U.S. Vice President Joe Biden has drawn the ire of Japan’s media over his comment that America wrote Japan’s Constitution.
A popular front-page column in the national Asahi newspaper said this week that the comment “was unprecedented in its insensitivity” and “could even be considered arrogant.”
Biden made the comments as he launched an attack on Republican candidate Donald Trump on Monday for saying that Japan might need to consider obtaining nuclear weapons in the future.
The vice president said: “He [Trump] talks cavalierly about encouraging other nations … to develop nuclear weapons.”
“Where was he when in school?” Biden asked. “Someone who lacks this judgment cannot be trusted.

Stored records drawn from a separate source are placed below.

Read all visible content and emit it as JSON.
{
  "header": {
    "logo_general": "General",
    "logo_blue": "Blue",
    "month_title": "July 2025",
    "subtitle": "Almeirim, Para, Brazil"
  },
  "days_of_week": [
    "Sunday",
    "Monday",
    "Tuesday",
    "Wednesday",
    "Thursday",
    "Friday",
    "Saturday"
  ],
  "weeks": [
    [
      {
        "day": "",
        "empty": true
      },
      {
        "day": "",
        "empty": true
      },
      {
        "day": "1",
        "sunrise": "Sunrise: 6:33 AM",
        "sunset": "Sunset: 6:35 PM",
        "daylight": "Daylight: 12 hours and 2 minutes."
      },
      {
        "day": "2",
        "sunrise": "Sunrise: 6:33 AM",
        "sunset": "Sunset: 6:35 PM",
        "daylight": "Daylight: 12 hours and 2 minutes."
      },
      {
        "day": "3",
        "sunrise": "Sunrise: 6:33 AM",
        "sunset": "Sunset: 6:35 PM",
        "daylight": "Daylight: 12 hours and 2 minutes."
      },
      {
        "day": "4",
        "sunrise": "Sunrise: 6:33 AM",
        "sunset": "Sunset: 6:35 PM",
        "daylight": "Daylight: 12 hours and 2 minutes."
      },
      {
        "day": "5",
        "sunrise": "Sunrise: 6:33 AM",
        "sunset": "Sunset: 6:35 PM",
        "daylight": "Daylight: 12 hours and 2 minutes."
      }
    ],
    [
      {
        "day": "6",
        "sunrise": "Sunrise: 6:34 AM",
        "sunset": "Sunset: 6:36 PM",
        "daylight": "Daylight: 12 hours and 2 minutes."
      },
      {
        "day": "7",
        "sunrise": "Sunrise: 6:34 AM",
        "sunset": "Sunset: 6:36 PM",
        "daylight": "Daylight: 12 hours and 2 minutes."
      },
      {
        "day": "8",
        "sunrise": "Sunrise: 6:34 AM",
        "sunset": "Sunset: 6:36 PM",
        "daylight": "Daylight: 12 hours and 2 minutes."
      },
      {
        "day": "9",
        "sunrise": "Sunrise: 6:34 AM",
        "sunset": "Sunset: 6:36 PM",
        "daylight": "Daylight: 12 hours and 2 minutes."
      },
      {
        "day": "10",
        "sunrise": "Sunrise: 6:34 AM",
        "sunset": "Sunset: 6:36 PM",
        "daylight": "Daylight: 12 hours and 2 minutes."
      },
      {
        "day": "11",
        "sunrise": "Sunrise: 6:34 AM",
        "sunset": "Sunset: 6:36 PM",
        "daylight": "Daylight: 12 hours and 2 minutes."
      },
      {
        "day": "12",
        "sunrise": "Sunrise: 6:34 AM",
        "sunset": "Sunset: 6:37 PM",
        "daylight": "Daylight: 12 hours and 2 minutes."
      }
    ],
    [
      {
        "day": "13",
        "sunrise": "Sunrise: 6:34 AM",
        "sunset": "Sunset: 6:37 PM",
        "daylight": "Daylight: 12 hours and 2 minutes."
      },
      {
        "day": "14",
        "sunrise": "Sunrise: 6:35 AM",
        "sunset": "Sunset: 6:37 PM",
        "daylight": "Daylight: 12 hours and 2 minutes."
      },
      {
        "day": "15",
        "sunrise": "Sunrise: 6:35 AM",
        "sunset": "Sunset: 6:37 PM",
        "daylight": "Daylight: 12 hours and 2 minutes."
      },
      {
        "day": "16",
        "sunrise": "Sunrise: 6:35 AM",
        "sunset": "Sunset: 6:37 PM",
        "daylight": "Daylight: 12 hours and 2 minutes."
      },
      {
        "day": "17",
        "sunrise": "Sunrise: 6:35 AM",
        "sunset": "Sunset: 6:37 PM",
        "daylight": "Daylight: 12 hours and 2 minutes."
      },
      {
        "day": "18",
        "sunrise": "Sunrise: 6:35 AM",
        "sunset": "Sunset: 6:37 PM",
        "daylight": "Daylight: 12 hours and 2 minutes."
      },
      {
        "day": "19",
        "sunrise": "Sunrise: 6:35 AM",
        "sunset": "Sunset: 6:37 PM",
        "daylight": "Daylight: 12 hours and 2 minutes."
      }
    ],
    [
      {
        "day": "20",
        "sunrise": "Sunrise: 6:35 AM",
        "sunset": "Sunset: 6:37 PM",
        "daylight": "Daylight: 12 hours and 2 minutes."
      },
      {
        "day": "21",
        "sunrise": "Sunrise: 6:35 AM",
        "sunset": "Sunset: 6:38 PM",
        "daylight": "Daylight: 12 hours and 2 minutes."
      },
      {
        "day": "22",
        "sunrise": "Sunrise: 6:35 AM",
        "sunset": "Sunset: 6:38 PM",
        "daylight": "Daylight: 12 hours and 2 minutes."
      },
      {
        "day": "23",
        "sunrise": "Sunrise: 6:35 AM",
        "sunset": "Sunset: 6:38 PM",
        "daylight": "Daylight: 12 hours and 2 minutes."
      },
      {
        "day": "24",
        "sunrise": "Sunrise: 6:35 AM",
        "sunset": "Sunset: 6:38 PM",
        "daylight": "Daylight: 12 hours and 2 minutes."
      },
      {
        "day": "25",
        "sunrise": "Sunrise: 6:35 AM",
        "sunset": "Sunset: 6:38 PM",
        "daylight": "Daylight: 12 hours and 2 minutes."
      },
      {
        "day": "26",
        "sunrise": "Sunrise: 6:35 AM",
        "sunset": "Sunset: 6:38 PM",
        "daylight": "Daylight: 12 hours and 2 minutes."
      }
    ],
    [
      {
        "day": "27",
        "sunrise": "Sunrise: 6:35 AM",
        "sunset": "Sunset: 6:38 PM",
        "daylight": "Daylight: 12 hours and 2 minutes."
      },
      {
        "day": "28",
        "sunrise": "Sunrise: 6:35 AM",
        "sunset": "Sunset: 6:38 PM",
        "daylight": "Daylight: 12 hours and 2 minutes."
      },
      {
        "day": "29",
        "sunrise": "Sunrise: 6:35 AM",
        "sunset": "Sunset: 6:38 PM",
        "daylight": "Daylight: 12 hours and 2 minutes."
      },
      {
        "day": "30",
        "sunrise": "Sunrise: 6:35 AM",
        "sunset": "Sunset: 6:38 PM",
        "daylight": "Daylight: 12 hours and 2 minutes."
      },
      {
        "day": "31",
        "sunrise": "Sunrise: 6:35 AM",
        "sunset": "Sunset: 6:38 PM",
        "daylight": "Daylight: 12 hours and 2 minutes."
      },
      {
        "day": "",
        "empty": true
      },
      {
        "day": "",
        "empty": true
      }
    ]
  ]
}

He’s not qualified to know the [nuclear] codes.
“Does he not understand we wrote Japan’s Constitution to say that they could not be a nuclear power?”
Biden’s blunt remarks raised eyebrows in the international community and caused outright anger in some circles in Japan.
In the popular ‘Vox Populi’ column, which runs on the front page of the Asahi daily, the newspaper said, “As a statement made by a sitting vice president of the United States, it was unprecedented in its ‘insensitivity’.”
“Biden’s remark in Pennsylvania, made as if in deliberate disregard of postwar historical reality, could even be considered arrogant,” it added.
The column goes on to refute Biden’s statement with a clear explanation of how the Japanese constitution came into being.
The constitution was drafted by U.S. forces occupying Japan after World War II, though Japan modified the draft somewhat before adoption.
Notably, the constitution does not specifically mention nuclear weapons. Article 9 says the Japanese people “forever renounce war” and says Japan will never maintain “land, sea, and air forces, as well as other war potential.”
Some have speculated that Biden’s comments could embolden those who want to revise the postwar charter.
Additional reporting from Associated Press